THE TASK: From the entries below, copy out every line with "brand" in it.

::: INFORMATION SUPPLIED

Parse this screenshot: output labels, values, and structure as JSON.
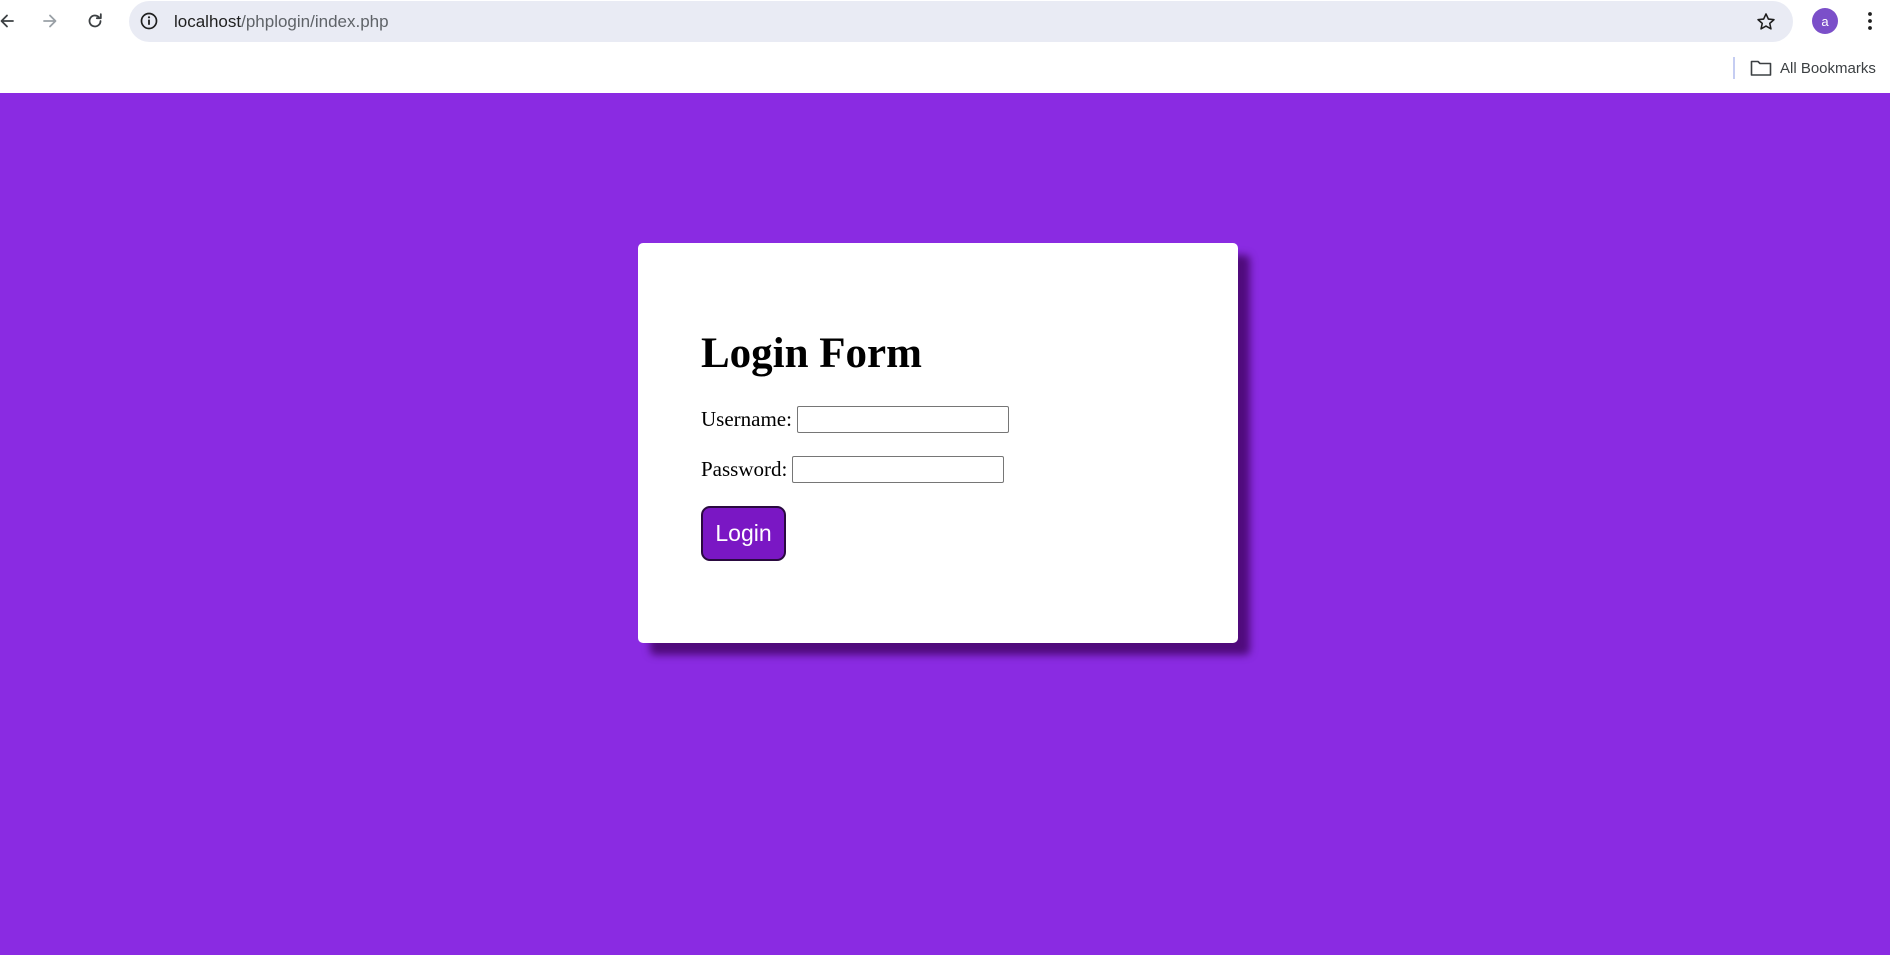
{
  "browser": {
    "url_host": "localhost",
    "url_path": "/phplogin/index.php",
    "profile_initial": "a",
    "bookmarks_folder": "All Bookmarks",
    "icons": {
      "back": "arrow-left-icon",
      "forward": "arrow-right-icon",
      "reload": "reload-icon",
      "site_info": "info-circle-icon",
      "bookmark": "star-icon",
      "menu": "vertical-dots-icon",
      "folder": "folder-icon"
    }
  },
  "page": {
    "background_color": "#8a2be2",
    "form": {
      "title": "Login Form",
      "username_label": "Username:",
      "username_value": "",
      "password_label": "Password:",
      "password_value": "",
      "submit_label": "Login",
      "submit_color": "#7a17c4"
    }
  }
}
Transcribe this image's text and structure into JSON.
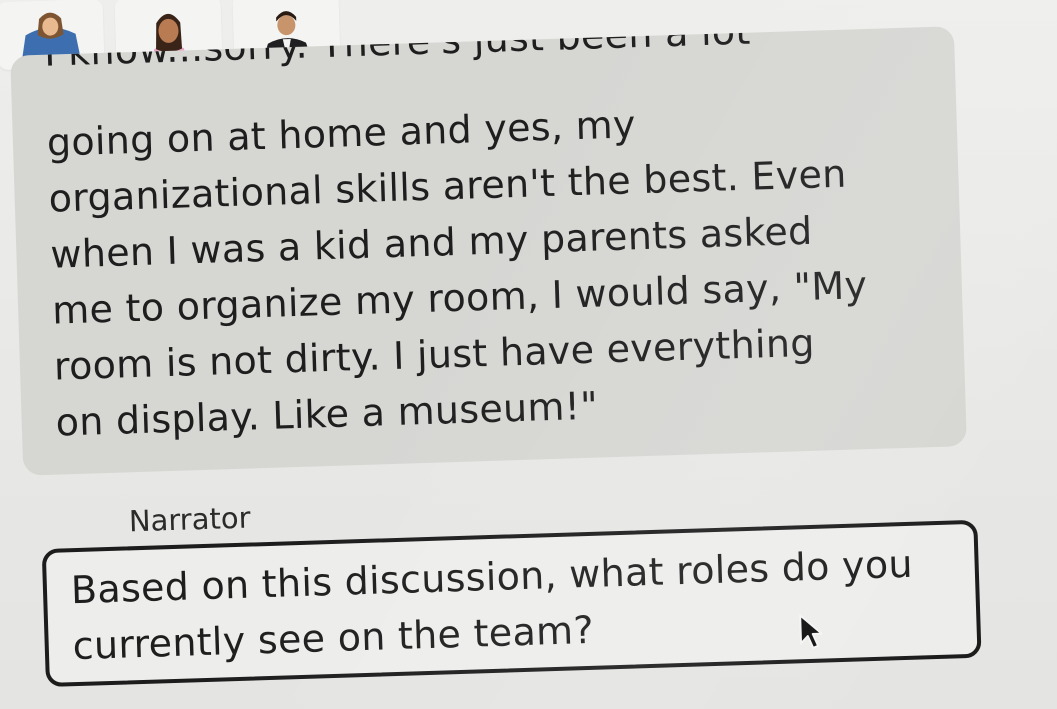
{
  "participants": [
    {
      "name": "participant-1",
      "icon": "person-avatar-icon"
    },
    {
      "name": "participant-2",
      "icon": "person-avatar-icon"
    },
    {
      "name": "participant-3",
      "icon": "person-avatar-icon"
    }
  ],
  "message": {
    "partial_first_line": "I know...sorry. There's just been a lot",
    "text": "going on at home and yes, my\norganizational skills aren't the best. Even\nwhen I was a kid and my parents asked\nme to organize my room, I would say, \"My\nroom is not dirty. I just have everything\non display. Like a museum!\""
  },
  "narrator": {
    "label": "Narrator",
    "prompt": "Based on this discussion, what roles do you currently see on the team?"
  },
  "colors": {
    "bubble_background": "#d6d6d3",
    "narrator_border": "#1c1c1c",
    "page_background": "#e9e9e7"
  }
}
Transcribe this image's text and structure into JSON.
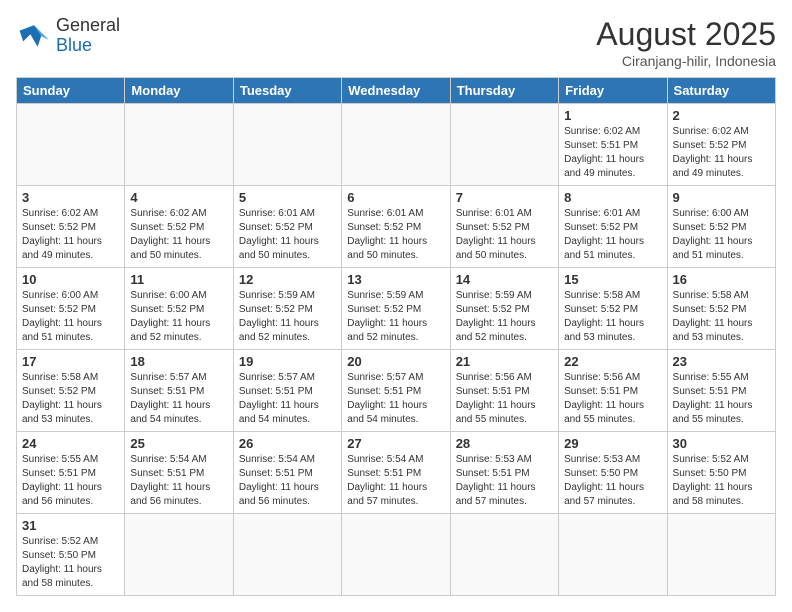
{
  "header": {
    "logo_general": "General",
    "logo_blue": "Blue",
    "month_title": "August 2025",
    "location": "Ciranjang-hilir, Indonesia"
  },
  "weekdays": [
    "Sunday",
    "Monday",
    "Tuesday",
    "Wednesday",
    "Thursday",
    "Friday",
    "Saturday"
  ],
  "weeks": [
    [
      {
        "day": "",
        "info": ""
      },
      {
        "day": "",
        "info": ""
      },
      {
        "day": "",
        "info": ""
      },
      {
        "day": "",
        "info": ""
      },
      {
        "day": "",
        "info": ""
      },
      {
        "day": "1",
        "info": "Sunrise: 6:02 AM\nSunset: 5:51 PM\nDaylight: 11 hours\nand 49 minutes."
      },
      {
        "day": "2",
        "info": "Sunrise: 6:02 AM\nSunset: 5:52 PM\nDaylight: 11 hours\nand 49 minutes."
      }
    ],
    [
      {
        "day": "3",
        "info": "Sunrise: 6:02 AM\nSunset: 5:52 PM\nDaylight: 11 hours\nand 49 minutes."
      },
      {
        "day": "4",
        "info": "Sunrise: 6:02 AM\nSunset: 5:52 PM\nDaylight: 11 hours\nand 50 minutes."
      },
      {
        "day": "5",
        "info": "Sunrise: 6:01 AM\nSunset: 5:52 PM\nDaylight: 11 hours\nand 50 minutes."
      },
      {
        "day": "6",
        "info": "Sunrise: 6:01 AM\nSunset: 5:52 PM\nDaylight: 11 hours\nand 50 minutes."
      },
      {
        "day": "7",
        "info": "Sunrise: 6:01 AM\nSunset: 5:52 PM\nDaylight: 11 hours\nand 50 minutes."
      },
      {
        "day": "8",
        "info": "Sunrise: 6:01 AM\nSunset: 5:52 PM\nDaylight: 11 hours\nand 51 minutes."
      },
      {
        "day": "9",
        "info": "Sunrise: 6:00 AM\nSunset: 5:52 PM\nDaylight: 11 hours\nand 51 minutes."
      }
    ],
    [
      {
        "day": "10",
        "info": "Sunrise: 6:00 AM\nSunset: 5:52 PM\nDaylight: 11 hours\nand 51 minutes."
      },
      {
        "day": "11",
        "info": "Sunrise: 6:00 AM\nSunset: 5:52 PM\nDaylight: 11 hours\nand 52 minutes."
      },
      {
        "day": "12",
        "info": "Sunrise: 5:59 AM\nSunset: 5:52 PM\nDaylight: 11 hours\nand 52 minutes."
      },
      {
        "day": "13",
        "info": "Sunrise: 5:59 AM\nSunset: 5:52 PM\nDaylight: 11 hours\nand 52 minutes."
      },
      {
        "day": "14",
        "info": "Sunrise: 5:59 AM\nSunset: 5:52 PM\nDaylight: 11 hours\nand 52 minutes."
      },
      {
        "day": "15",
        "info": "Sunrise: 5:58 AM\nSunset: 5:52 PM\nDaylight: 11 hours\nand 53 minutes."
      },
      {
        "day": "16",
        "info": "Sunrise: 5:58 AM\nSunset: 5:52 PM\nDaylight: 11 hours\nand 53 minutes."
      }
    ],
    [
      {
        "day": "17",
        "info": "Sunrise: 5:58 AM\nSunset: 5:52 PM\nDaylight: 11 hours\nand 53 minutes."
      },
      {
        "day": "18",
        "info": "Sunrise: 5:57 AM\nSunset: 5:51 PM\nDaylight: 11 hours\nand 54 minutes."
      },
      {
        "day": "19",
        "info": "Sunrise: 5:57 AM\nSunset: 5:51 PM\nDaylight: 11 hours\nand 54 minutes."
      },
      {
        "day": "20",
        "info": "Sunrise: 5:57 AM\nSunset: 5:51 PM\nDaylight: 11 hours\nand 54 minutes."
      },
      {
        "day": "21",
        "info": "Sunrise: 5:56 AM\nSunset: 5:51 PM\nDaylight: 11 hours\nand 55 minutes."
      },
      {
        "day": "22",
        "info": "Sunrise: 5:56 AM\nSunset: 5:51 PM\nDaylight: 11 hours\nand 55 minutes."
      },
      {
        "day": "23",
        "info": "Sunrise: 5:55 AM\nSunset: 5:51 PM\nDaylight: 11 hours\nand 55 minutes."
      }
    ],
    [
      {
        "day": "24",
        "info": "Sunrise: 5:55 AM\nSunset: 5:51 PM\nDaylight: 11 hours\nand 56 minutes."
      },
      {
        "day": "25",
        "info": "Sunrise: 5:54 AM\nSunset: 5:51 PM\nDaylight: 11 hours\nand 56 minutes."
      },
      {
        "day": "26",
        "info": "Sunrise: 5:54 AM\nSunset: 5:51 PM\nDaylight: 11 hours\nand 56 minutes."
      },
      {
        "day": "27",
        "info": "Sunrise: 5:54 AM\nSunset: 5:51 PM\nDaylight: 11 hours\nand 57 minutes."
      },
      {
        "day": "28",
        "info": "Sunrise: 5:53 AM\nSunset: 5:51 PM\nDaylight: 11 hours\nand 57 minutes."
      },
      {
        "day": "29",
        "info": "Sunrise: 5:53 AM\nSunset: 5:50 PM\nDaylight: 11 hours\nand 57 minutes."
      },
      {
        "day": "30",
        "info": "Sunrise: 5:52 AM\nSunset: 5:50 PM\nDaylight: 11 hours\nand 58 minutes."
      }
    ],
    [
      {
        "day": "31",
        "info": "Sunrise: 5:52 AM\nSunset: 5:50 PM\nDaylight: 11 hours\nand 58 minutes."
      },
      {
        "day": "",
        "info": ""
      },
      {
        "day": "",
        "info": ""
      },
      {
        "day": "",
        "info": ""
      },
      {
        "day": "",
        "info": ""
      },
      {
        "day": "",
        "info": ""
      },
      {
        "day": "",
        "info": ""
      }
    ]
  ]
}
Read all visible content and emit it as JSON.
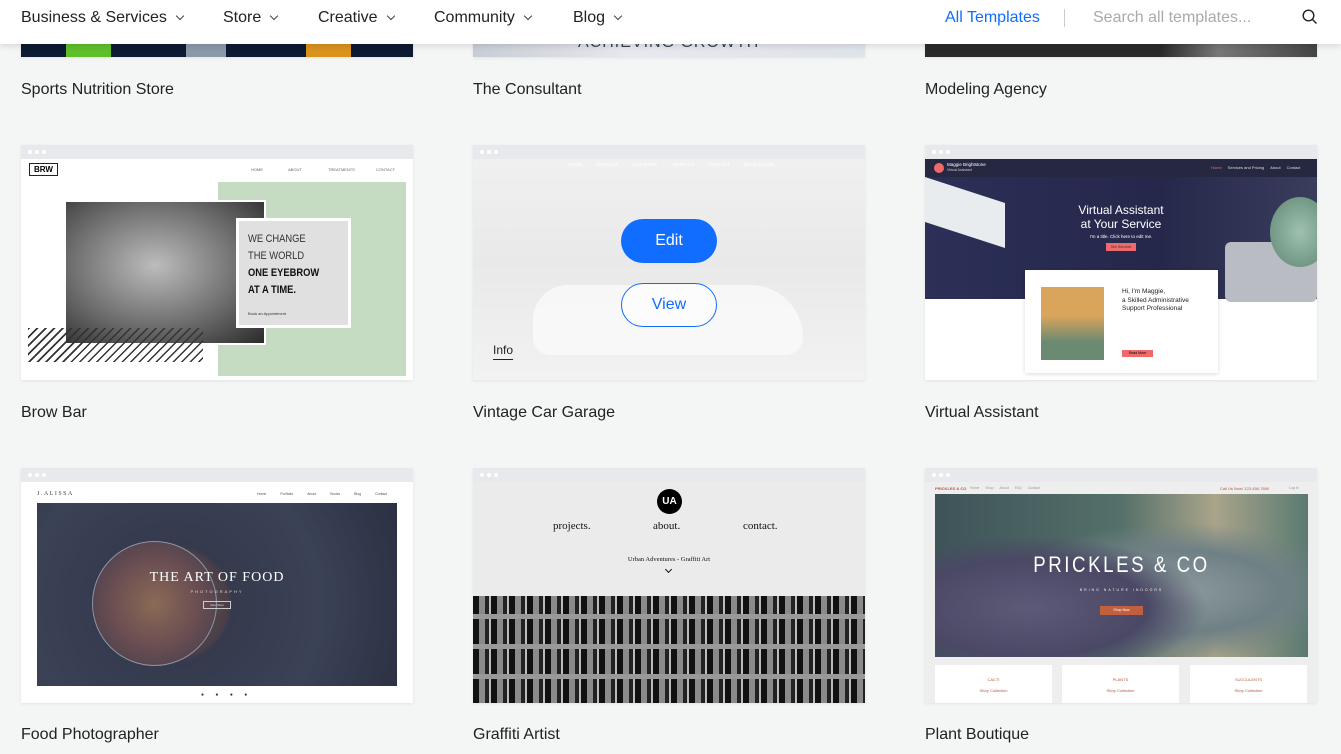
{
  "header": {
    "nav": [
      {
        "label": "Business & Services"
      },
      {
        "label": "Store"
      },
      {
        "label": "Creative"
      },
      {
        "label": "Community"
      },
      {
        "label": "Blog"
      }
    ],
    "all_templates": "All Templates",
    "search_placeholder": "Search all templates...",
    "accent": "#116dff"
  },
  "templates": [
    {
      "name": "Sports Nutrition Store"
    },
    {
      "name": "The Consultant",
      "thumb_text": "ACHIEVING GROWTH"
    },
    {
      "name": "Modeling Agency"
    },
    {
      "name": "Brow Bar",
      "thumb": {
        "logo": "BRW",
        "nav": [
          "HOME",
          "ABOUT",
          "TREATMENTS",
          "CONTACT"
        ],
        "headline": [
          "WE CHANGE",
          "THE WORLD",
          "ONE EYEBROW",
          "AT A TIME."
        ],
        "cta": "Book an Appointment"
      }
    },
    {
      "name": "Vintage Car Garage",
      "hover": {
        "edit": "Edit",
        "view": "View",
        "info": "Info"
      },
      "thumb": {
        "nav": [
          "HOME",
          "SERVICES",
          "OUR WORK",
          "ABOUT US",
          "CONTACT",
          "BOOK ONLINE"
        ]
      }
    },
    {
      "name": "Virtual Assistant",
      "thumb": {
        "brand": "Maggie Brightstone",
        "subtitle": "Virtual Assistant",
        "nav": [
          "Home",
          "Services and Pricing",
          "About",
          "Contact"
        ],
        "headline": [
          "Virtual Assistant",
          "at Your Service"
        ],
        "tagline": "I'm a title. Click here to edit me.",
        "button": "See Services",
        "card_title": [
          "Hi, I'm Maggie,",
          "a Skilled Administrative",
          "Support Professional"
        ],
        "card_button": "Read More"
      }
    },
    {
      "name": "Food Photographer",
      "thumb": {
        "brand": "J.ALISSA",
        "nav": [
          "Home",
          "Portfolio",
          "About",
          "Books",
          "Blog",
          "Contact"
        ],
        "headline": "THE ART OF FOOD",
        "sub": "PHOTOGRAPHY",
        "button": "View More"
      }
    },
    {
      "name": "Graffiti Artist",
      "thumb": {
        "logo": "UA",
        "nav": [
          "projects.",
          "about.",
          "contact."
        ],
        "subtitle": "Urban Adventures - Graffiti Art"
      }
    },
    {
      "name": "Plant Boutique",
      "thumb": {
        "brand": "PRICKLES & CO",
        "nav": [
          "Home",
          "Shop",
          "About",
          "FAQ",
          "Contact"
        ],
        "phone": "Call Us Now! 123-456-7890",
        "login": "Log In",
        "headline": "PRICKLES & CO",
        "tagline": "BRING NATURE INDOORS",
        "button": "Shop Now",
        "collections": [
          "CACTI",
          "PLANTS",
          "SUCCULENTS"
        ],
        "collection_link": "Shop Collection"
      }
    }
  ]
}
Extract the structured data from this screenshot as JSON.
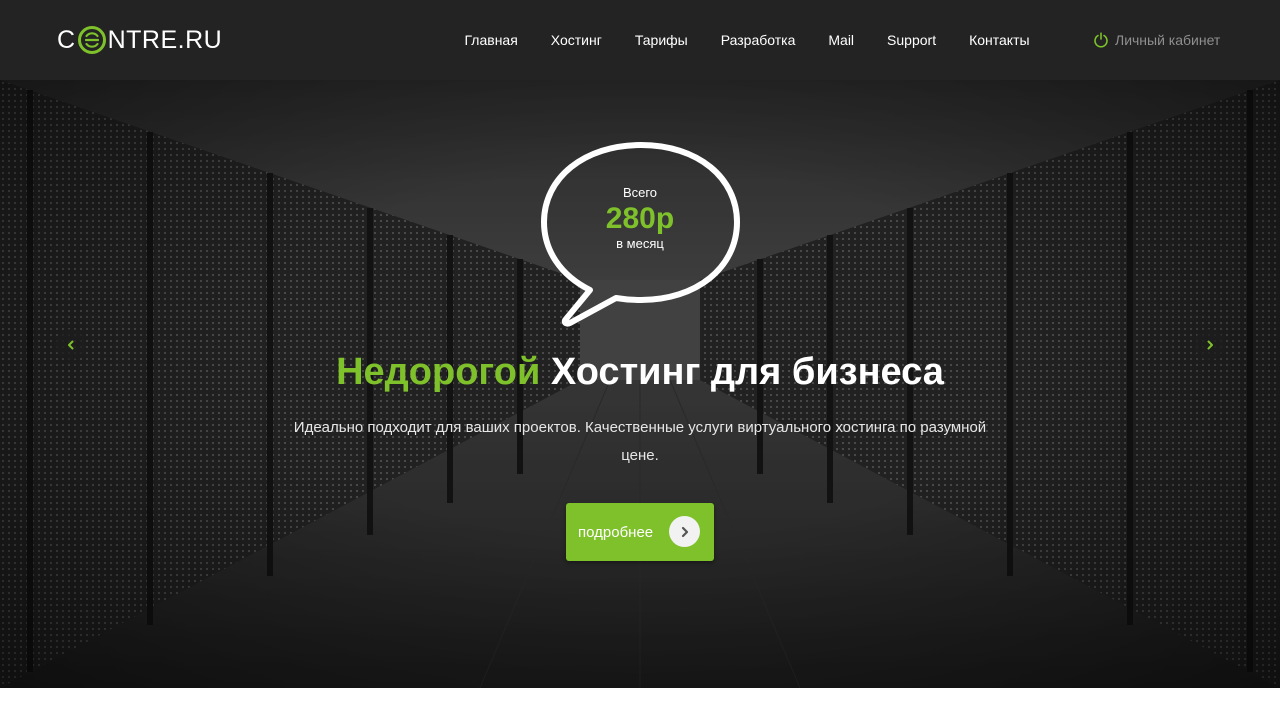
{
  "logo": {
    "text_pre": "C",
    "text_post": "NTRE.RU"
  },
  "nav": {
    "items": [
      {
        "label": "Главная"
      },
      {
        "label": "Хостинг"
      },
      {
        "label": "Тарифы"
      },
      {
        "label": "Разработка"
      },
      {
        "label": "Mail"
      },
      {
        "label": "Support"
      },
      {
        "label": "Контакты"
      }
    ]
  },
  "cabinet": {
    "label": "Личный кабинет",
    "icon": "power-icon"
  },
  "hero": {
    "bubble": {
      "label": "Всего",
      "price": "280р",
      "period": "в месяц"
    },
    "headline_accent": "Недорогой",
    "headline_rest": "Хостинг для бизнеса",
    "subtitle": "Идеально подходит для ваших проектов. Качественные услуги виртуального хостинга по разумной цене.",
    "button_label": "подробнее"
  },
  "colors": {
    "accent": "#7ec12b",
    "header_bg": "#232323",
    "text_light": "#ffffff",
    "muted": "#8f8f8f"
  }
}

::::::

TASK RESPONSE:
        "brand": "Maggie Brightstone",
        "brand": "J.ALISSA",
        "brand": "PRICKLES & CO",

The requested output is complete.